In some people, this medicine may rarely cause a problem with the heart’s rhythm (QT prolongation). This can lead to a fast or irregular heartbeat. This problem is more likely to happen if you have certain medical conditions or take other drugs that can affect the heart rate and rhythm, such as nephrotoxic agents, cimetidine, digoxin, tetracyclines, antibiotics, or MAO inhibitors (including isocarboxazid, lineszolid, methylene blue injection, phenelzine, rasagiline, tranylcypromine, and others).

Your doctor will probably order blood tests to check how your liver works before and during treatment with this medication. If you have a history of liver disease or addiction, your doctor may reduce your dose or switch you to a different pain medication.


This medication can cause life-threatening breathing problems if taken in large quantities or for prolonged periods. It should not be used in children younger than 12 years of age, especially if they have risk factors for breathing problems such as obstructive sleep apnea or obesity. It also shouldn’t be given to patients with a history of seizures or mental health problems, including depression. If you suspect that you or someone else has taken too much, call your doctor immediately. You may need to be treated in the hospital.

This medicine is a controlled substance and can only be obtained with a prescription. It must be stored in a secure place and kept out of reach of children. It should not be disposed of in a household trash, as this can harm the environment. Instead, it should be returned to the pharmacy where it was purchased for proper disposal.

You should tell your doctor or pharmacist if you are allergic to tramadol, other opioid pain medications, or any other ingredients in this medication. Also tell your doctor or pharmacist if you are taking any other medications, especially ones that affect how your body uses serotonin (such as isocarboxazid, linezolid, methylene blue, phenelzine, tranylcypromine). It is also important to let your doctor know if you have any kidney problems. Your doctor will probably order blood tests to check your kidney function before and during treatment with this medication.
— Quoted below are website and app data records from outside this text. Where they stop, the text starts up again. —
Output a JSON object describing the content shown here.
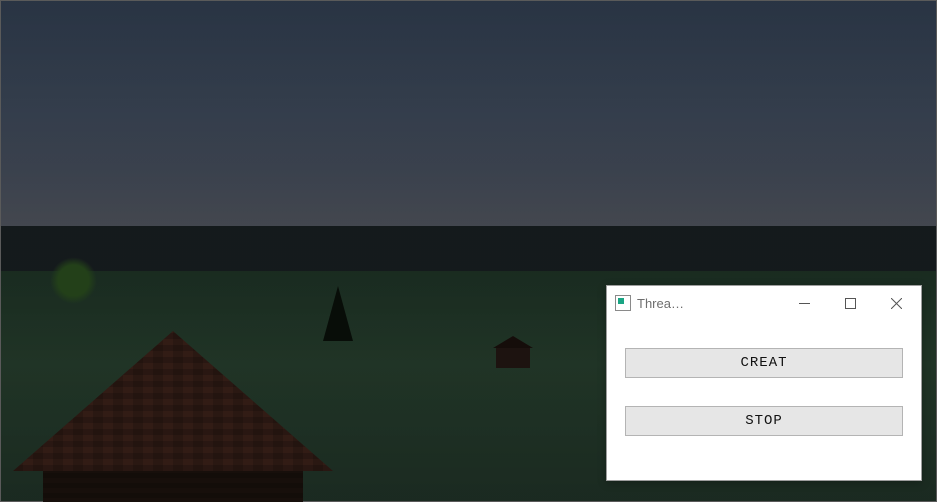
{
  "window": {
    "title": "Threa…",
    "buttons": {
      "create_label": "CREAT",
      "stop_label": "STOP"
    }
  }
}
It is best to take tramadol with food. If you have trouble swallowing extended-release tablets or ConZip capsules, contact your doctor to see if there is another form that’s easier for you to take. You should not crush or chew them because this can release too much drug all at once, leading to dangerous side effects.
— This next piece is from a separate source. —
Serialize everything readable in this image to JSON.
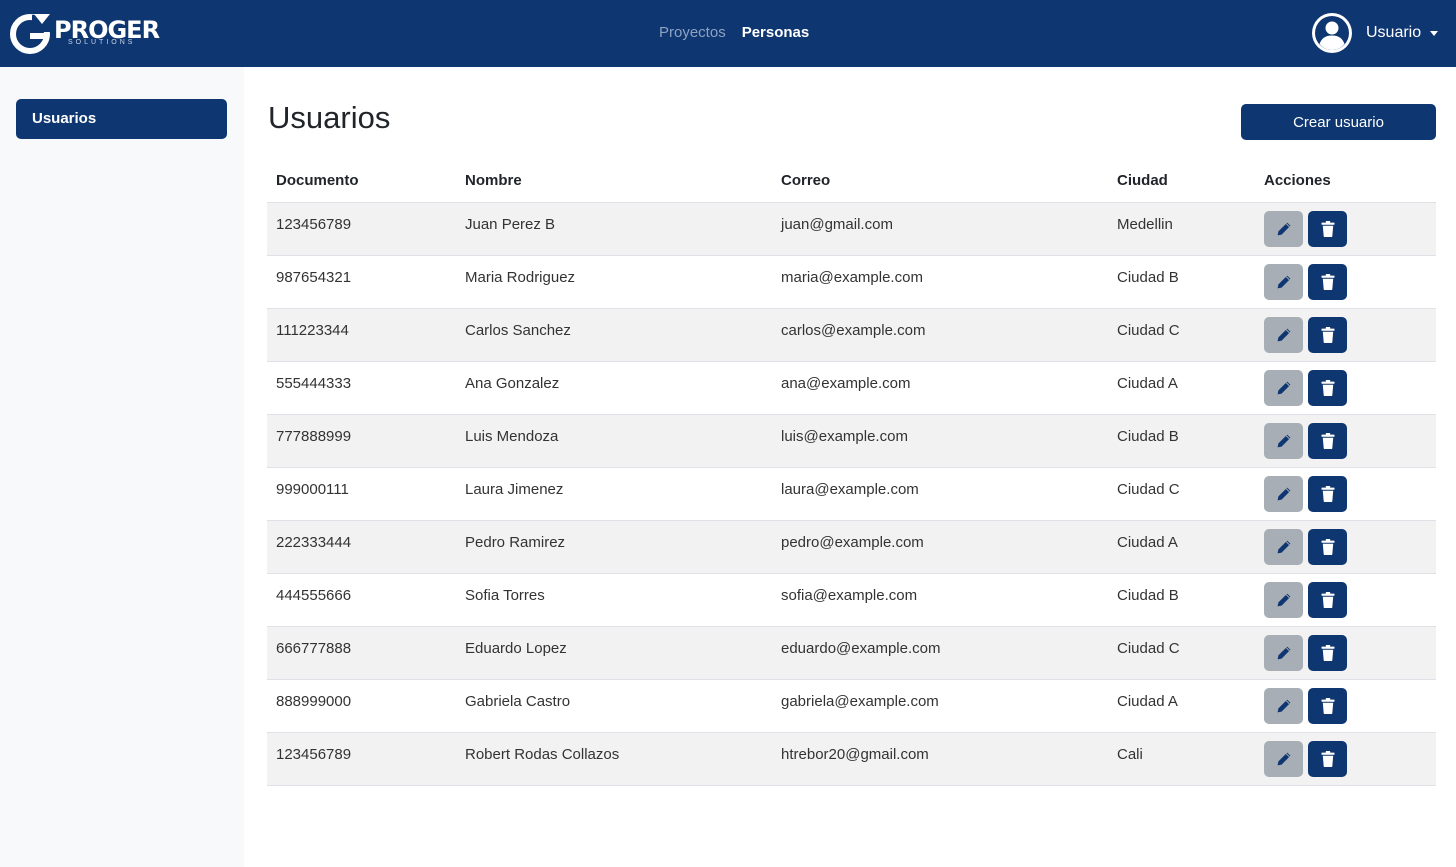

It’s best to take your medicine at about the same time each day, if possible. This will help you remember to take it. If you’re not sure how long to store a medication, ask your doctor or pharmacist for advice. Unused medications should not be kept ’just in case’, as they can be harmful to others and the environment.